Next, we will use a synthetic DNA binding drug that is designed to inhibit the ability of an important gene transcription factor called hypoxia-inducible transcription factor (HIF) from upregulating the expression of certain genes in low oxygen environments, like which exist in the bone morrow. HIF is actually made up of two subunits, an alpha unit and a beta unit. The alpha unit is very sensitive to oxygen levels, and under conditions where oxygen levels are "normal" in the cell, a complex series of events target and degrade this protein so that it cannot bind to the beta subunit (see part A in figure below). However, when oxygen levels are "low", the regulation of the alpha subunit is inhibited, and the two (alpha and beta) subunits can bind together and activate gene expression by forming a complex with specific DNA sequences.
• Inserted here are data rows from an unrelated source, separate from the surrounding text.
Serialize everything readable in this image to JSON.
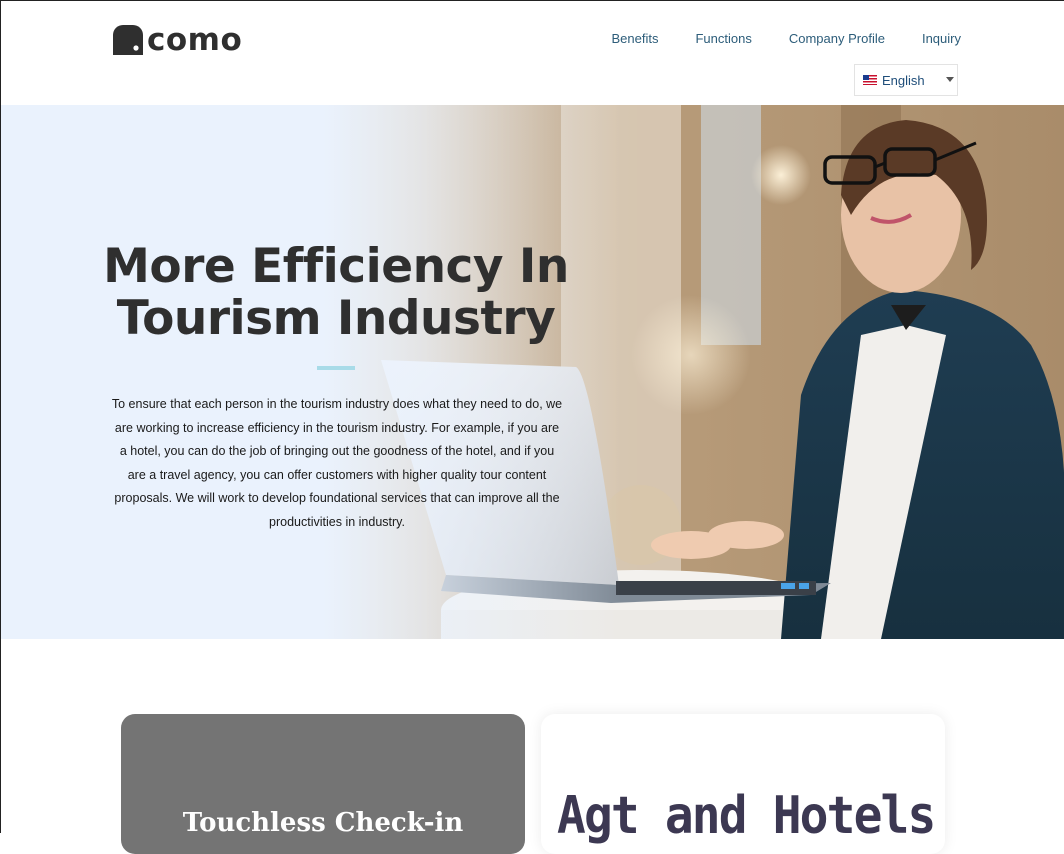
{
  "header": {
    "logo_text": "como",
    "nav": [
      "Benefits",
      "Functions",
      "Company Profile",
      "Inquiry"
    ],
    "language": {
      "selected": "English",
      "flag_icon": "us-flag-icon"
    }
  },
  "hero": {
    "title_line1": "More Efficiency In",
    "title_line2": "Tourism Industry",
    "body": "To ensure that each person in the tourism industry does what they need to do, we are working to increase efficiency in the tourism industry. For example, if you are a hotel, you can do the job of bringing out the goodness of the hotel, and if you are a travel agency, you can offer customers with higher quality tour content proposals. We will work to develop foundational services that can improve all the productivities in industry."
  },
  "cards": [
    {
      "title": "Touchless Check-in",
      "background": "#747474"
    },
    {
      "title": "Agt and Hotels",
      "background": "#ffffff"
    }
  ],
  "colors": {
    "nav_link": "#2d5d7a",
    "heading": "#2f2f2f",
    "divider": "#a8dbe8",
    "hero_bg": "#eaf2fd"
  }
}
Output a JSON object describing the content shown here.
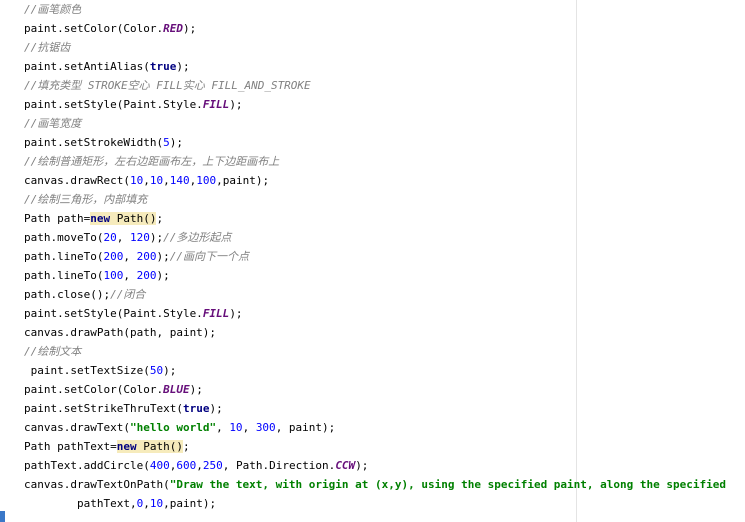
{
  "editor": {
    "lines": [
      [
        {
          "t": "//画笔颜色",
          "c": "c"
        }
      ],
      [
        {
          "t": "paint.setColor(Color."
        },
        {
          "t": "RED",
          "c": "f"
        },
        {
          "t": ");"
        }
      ],
      [
        {
          "t": "//抗锯齿",
          "c": "c"
        }
      ],
      [
        {
          "t": "paint.setAntiAlias("
        },
        {
          "t": "true",
          "c": "k"
        },
        {
          "t": ");"
        }
      ],
      [
        {
          "t": "//填充类型 STROKE空心 FILL实心 FILL_AND_STROKE",
          "c": "c"
        }
      ],
      [
        {
          "t": "paint.setStyle(Paint.Style."
        },
        {
          "t": "FILL",
          "c": "f"
        },
        {
          "t": ");"
        }
      ],
      [
        {
          "t": "//画笔宽度",
          "c": "c"
        }
      ],
      [
        {
          "t": "paint.setStrokeWidth("
        },
        {
          "t": "5",
          "c": "n"
        },
        {
          "t": ");"
        }
      ],
      [
        {
          "t": "//绘制普通矩形，左右边距画布左，上下边距画布上",
          "c": "c"
        }
      ],
      [
        {
          "t": "canvas.drawRect("
        },
        {
          "t": "10",
          "c": "n"
        },
        {
          "t": ","
        },
        {
          "t": "10",
          "c": "n"
        },
        {
          "t": ","
        },
        {
          "t": "140",
          "c": "n"
        },
        {
          "t": ","
        },
        {
          "t": "100",
          "c": "n"
        },
        {
          "t": ",paint);"
        }
      ],
      [
        {
          "t": "//绘制三角形，内部填充",
          "c": "c"
        }
      ],
      [
        {
          "t": "Path path="
        },
        {
          "t": "new",
          "c": "k hl"
        },
        {
          "t": " Path()",
          "c": "hl"
        },
        {
          "t": ";"
        }
      ],
      [
        {
          "t": "path.moveTo("
        },
        {
          "t": "20",
          "c": "n"
        },
        {
          "t": ", "
        },
        {
          "t": "120",
          "c": "n"
        },
        {
          "t": ");"
        },
        {
          "t": "//多边形起点",
          "c": "c"
        }
      ],
      [
        {
          "t": "path.lineTo("
        },
        {
          "t": "200",
          "c": "n"
        },
        {
          "t": ", "
        },
        {
          "t": "200",
          "c": "n"
        },
        {
          "t": ");"
        },
        {
          "t": "//画向下一个点",
          "c": "c"
        }
      ],
      [
        {
          "t": "path.lineTo("
        },
        {
          "t": "100",
          "c": "n"
        },
        {
          "t": ", "
        },
        {
          "t": "200",
          "c": "n"
        },
        {
          "t": ");"
        }
      ],
      [
        {
          "t": "path.close();"
        },
        {
          "t": "//闭合",
          "c": "c"
        }
      ],
      [
        {
          "t": "paint.setStyle(Paint.Style."
        },
        {
          "t": "FILL",
          "c": "f"
        },
        {
          "t": ");"
        }
      ],
      [
        {
          "t": "canvas.drawPath(path, paint);"
        }
      ],
      [
        {
          "t": "//绘制文本",
          "c": "c"
        }
      ],
      [
        {
          "t": " paint.setTextSize("
        },
        {
          "t": "50",
          "c": "n"
        },
        {
          "t": ");"
        }
      ],
      [
        {
          "t": "paint.setColor(Color."
        },
        {
          "t": "BLUE",
          "c": "f"
        },
        {
          "t": ");"
        }
      ],
      [
        {
          "t": "paint.setStrikeThruText("
        },
        {
          "t": "true",
          "c": "k"
        },
        {
          "t": ");"
        }
      ],
      [
        {
          "t": "canvas.drawText("
        },
        {
          "t": "\"hello world\"",
          "c": "s"
        },
        {
          "t": ", "
        },
        {
          "t": "10",
          "c": "n"
        },
        {
          "t": ", "
        },
        {
          "t": "300",
          "c": "n"
        },
        {
          "t": ", paint);"
        }
      ],
      [
        {
          "t": "Path pathText="
        },
        {
          "t": "new",
          "c": "k hl"
        },
        {
          "t": " Path()",
          "c": "hl"
        },
        {
          "t": ";"
        }
      ],
      [
        {
          "t": "pathText.addCircle("
        },
        {
          "t": "400",
          "c": "n"
        },
        {
          "t": ","
        },
        {
          "t": "600",
          "c": "n"
        },
        {
          "t": ","
        },
        {
          "t": "250",
          "c": "n"
        },
        {
          "t": ", Path.Direction."
        },
        {
          "t": "CCW",
          "c": "f"
        },
        {
          "t": ");"
        }
      ],
      [
        {
          "t": "canvas.drawTextOnPath("
        },
        {
          "t": "\"Draw the text, with origin at (x,y), using the specified paint, along the specified",
          "c": "s"
        }
      ],
      [
        {
          "t": "        pathText,"
        },
        {
          "t": "0",
          "c": "n"
        },
        {
          "t": ","
        },
        {
          "t": "10",
          "c": "n"
        },
        {
          "t": ",paint);"
        }
      ]
    ]
  }
}
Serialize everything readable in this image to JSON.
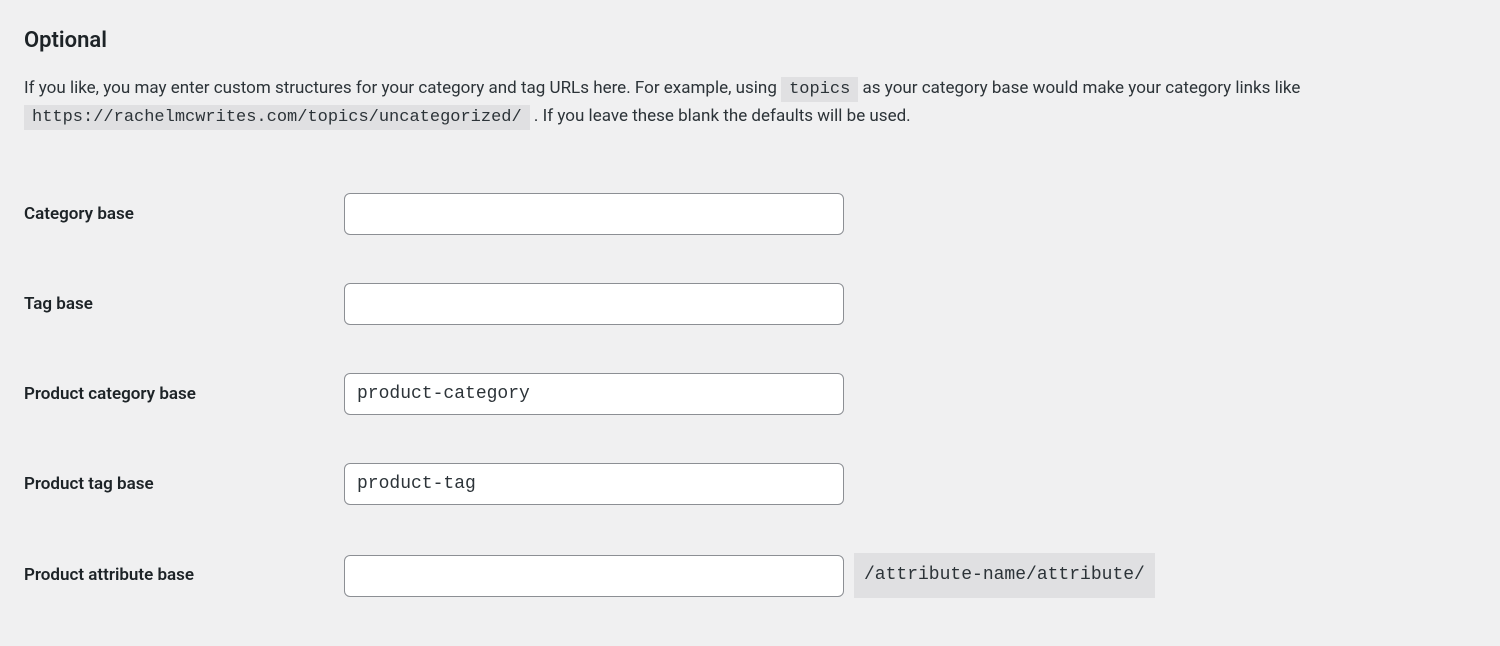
{
  "section": {
    "heading": "Optional",
    "description_pre": "If you like, you may enter custom structures for your category and tag URLs here. For example, using ",
    "description_code1": "topics",
    "description_mid": " as your category base would make your category links like ",
    "description_code2": "https://rachelmcwrites.com/topics/uncategorized/",
    "description_post": " . If you leave these blank the defaults will be used."
  },
  "fields": {
    "category_base": {
      "label": "Category base",
      "value": ""
    },
    "tag_base": {
      "label": "Tag base",
      "value": ""
    },
    "product_category_base": {
      "label": "Product category base",
      "value": "product-category"
    },
    "product_tag_base": {
      "label": "Product tag base",
      "value": "product-tag"
    },
    "product_attribute_base": {
      "label": "Product attribute base",
      "value": "",
      "suffix": "/attribute-name/attribute/"
    }
  }
}
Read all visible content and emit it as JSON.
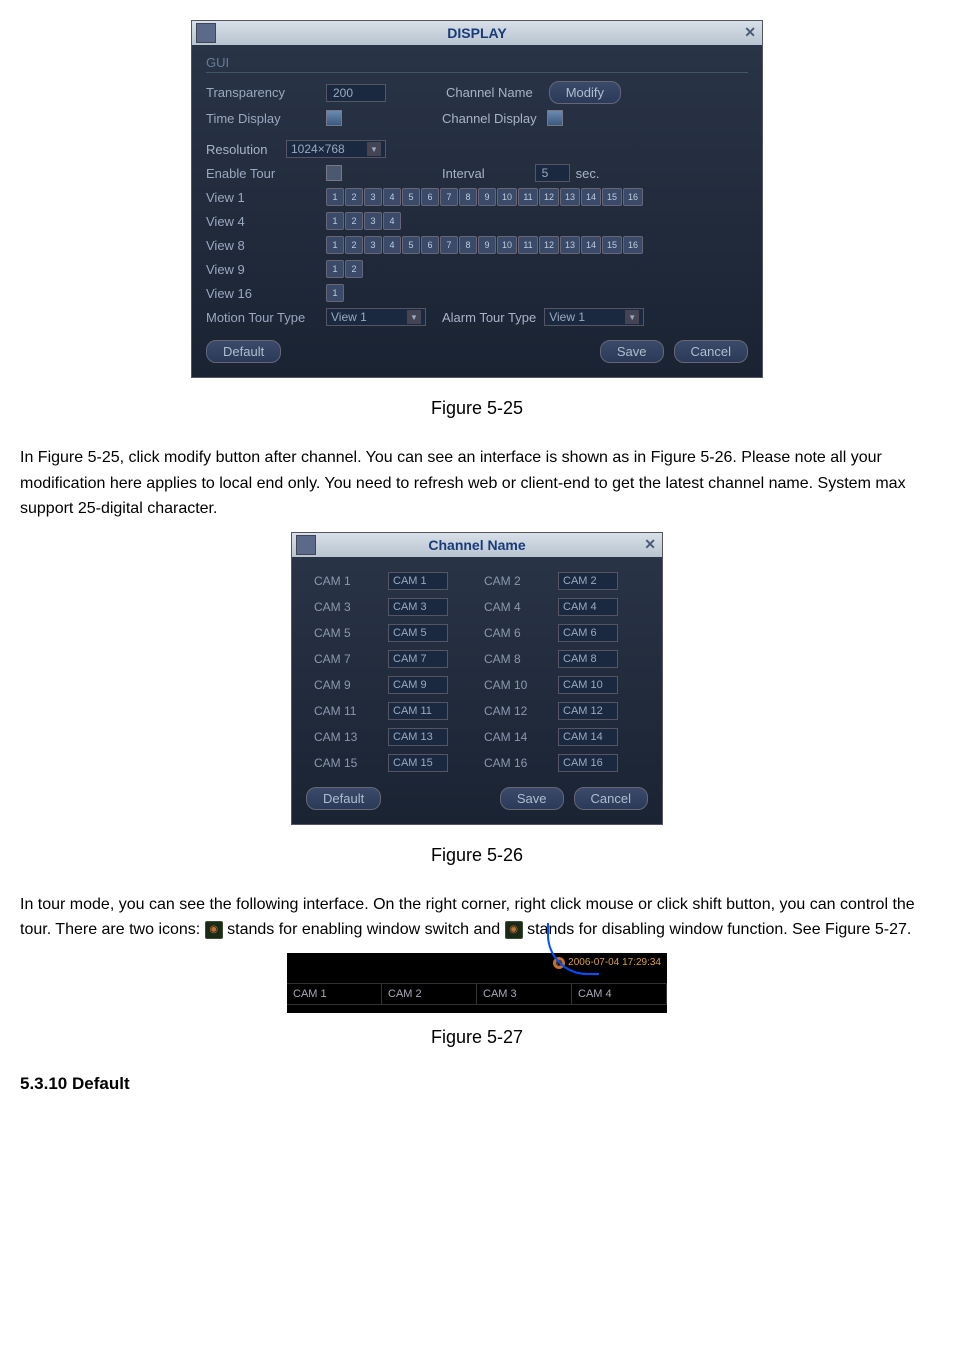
{
  "display_dialog": {
    "title": "DISPLAY",
    "section": "GUI",
    "transparency_label": "Transparency",
    "transparency_value": "200",
    "channel_name_label": "Channel Name",
    "modify_btn": "Modify",
    "time_display_label": "Time Display",
    "channel_display_label": "Channel Display",
    "resolution_label": "Resolution",
    "resolution_value": "1024×768",
    "enable_tour_label": "Enable Tour",
    "interval_label": "Interval",
    "interval_value": "5",
    "interval_unit": "sec.",
    "view1_label": "View 1",
    "view4_label": "View 4",
    "view8_label": "View 8",
    "view9_label": "View 9",
    "view16_label": "View 16",
    "motion_tour_label": "Motion Tour Type",
    "motion_tour_value": "View 1",
    "alarm_tour_label": "Alarm Tour Type",
    "alarm_tour_value": "View 1",
    "default_btn": "Default",
    "save_btn": "Save",
    "cancel_btn": "Cancel",
    "nums16": [
      "1",
      "2",
      "3",
      "4",
      "5",
      "6",
      "7",
      "8",
      "9",
      "10",
      "11",
      "12",
      "13",
      "14",
      "15",
      "16"
    ],
    "nums4": [
      "1",
      "2",
      "3",
      "4"
    ],
    "nums2": [
      "1",
      "2"
    ],
    "nums1": [
      "1"
    ]
  },
  "fig525": "Figure 5-25",
  "para1": "In Figure 5-25, click modify button after channel. You can see an interface is shown as in Figure 5-26. Please note all your modification here applies to local end only. You need to refresh web or client-end to get the latest channel name. System max support 25-digital character.",
  "channel_dialog": {
    "title": "Channel Name",
    "rows": [
      {
        "l1": "CAM 1",
        "v1": "CAM 1",
        "l2": "CAM 2",
        "v2": "CAM 2"
      },
      {
        "l1": "CAM 3",
        "v1": "CAM 3",
        "l2": "CAM 4",
        "v2": "CAM 4"
      },
      {
        "l1": "CAM 5",
        "v1": "CAM 5",
        "l2": "CAM 6",
        "v2": "CAM 6"
      },
      {
        "l1": "CAM 7",
        "v1": "CAM 7",
        "l2": "CAM 8",
        "v2": "CAM 8"
      },
      {
        "l1": "CAM 9",
        "v1": "CAM 9",
        "l2": "CAM 10",
        "v2": "CAM 10"
      },
      {
        "l1": "CAM 11",
        "v1": "CAM 11",
        "l2": "CAM 12",
        "v2": "CAM 12"
      },
      {
        "l1": "CAM 13",
        "v1": "CAM 13",
        "l2": "CAM 14",
        "v2": "CAM 14"
      },
      {
        "l1": "CAM 15",
        "v1": "CAM 15",
        "l2": "CAM 16",
        "v2": "CAM 16"
      }
    ],
    "default_btn": "Default",
    "save_btn": "Save",
    "cancel_btn": "Cancel"
  },
  "fig526": "Figure 5-26",
  "para2a": "In tour mode, you can see the following interface. On the right corner, right click mouse or click shift button, you can control the tour. There are two icons: ",
  "para2b": " stands for enabling window switch and ",
  "para2c": " stands for disabling window function. See Figure 5-27.",
  "tour": {
    "timestamp": "2006-07-04 17:29:34",
    "cells": [
      "CAM 1",
      "CAM 2",
      "CAM 3",
      "CAM 4"
    ]
  },
  "fig527": "Figure 5-27",
  "heading": "5.3.10 Default"
}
Our experimental molecule (called HIF-PA) can bind to the DNA sequences recognized by HIF and potentially inhibit HIF/DNA binding which will lead to blocking the expression of the HIF-responsive genes (see part B in figure below).

We have recently published our initial results showing that our chemotherapeutic drug is effective at inhibiting the ability of MM cells to live in a hypoxic environment  ( 

Now we are using this tumor model to study specific aspects of tumor biology, such as how our drugs may effect the metabolism of tumor cells.  This is done using PET/CT technology which allows us to use radioactive probes and tracers designed to study specific biological processes, such as the uptake of glucose (the main source of cell energy).  In the figure below, the uptake of a radioactive glucose probe (called 18-F-FDG) is shown in mice with two myeloma tumors (T1 and T2).  The photo on the right shows the location of the tumors (luciferase positive areas) and the picture on the left shows the same mouse labeled with 18F-FDG (the yellow/orange areas).  Normally, the heart (H), brain, kidneys (K) and bladder (B) also uptake the probes, but you can clearly see the probe in T1 and T2.  Using this model, we believe we can study the ability of our chemotherapeutic drug to inhibit tumor metabolism. 

Finally, we are also studying how our drugs may block a painful and deadly effect of tumors in the marrow -- specifically the formation of bone lesions. These painful lesions are likely caused when tumor cells disrupt the normal function of bone cells, resulting in weakening of the bone morphology.  We can use PET/CT and a specific probe (18F-NaF) for labeling bone matrix to measure and observe these lesions in the skeleton of mice.  We look for areas where the tumors inhibit the uptake of NaF, leaving a void (see arrow) in the bone. In future experiments, we will measure how our drug can inhibit the formation of these lesions over time and study the mechanisms of how this occurs.


As with any new technology, there are many factors that need to be addressed.  This includes the best way to treat the mice, the frequency of measurements, and anticipation of unexpected outcomes and results.  However, we believe we have a well developed model and a strong scientifically relevant strategy to study the anti-tumor effects of our study drug against myeloma cells engrafted in the bone marrow. One of the strengths of this strategy is that our imaging technology allows us to study the biology of myeloma using real time and non-invasive techniques that are already being used in the clinical setting for treating patients with this disease.  Thus, we are well positioned to translate our experiments from the "bench" to the "bedside".

Pre Analysis Plan

Our experimental plan is very simple.  We will challenge our mice with tumor cells and once they have formed tumors in the bone marrow, the mice will be treated with our experimental drug or control compounds. Next, we will monitor two aspects of tumor biology using the PET/CT -- changes in metabolism (using 18F-FDG) and changes in lesion formation (using 18F-NaF).

We will test the hypothesis that our experimental drug treatment of MM tumors inhibits FDG uptake and increases NaF incorporation.

Finally, we will use a microCT to study harvested bone for changes in bone lesions.  As seen in the picture below, we measured the changes in bone lesions (see red circles) in mice treated with another anti-MM drug.


This project has not yet shared any protocols.